A synthetic alexandrite gemstone, 5 mm across, changing from a reddish color in the light from an incandescent lamp to a greenish color in the light from a fluorescent tube lamp.

The purple-orange dichroism (Cr3+ ligand field colors) in a 3-cm-diameter synthetic ruby; the arrows indicate the electric vectors of the polarizers. One result of the symmetry of the ligand field is "pleochroism," the existence of up to three colors in different directions in a crystal. The two "dichroic" colors, orange and purple, are seen with polarized light in a ruby.

The variation of the ligand field and the color in the mixed system of colorless sapphire Al2O3 and chrome green Cr2O3. As the chromium concentration of a ruby is increased, there is a change from red through gray to green as the ligand field becomes weaker; pure chromium oxide Cr2O3 is the dark-green pigment chrome green. A specimen on the red side of gray can be turned green by heating it to cause a reduction of the ligand field, as the atoms move apart from thermal expansion in "thermochromism"; in the reverse phenomenon "piezochromism," green can be turned red by the application of pressure. Not to scale.

Allotropic and idiochromatic substances

When small amounts of transition metals provide color in otherwise colorless substances, they are termed "allochromatic" (other-colored). Examples include many gemstones, such as the chromium-based ruby, emerald, and alexandrite; the manganese-containing pink-colored morganite form of beryl; and the iron-colored blue and green aquamarines, yellow citrine, and green jade (in part). Some colors in glass, glazes, and enamels are also based on transition-metal compounds or impurities.

"Idiochromatic" substances are those where the color is due to some inherent constituent of the mineral and are referred to as self-colored. They have a limited range of color compared to "allotropic" substances. Idiochromatic and allochromatic transition-metal substances are colored for the same reason, but idiochromatic compounds include pigments such as the green viridian Cr2O(OH)4 and the chrome-oxide green; the blue smalt glass K2CoSi3O8 and Thenard’s blue, Al2CoO4; gems such as pink rhodochrosite MnCO3 and green malachite 2CuCO3.Cu(OH)2; and minerals and ores such as brown manganite MnO(OH), red iron ore Fe2O3, yellow goethite FeO(OH), and green bunsenite NiO.

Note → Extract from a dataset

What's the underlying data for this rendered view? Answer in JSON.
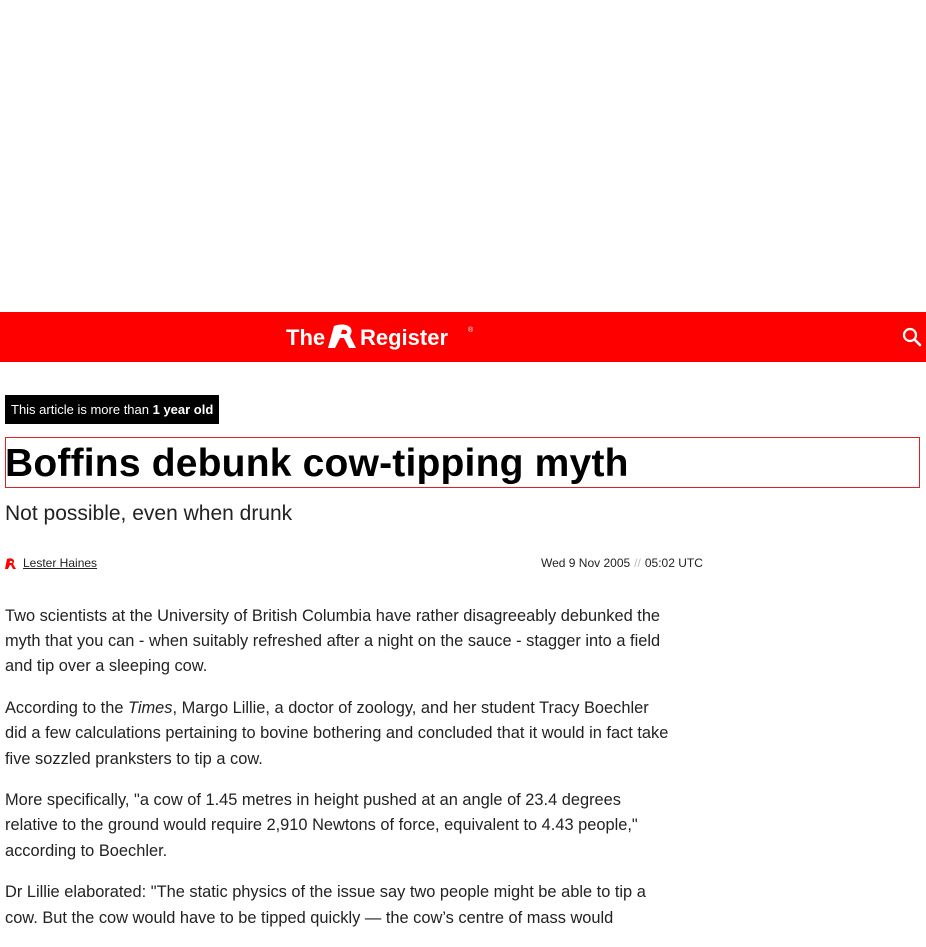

Radiating malachite formations within a host rock

Reddish brown goethite hosting radiating sprays of olive green laubmannite to 3 cm across.

Yellow crystals of helvite on quartz and pink rhodochrosite.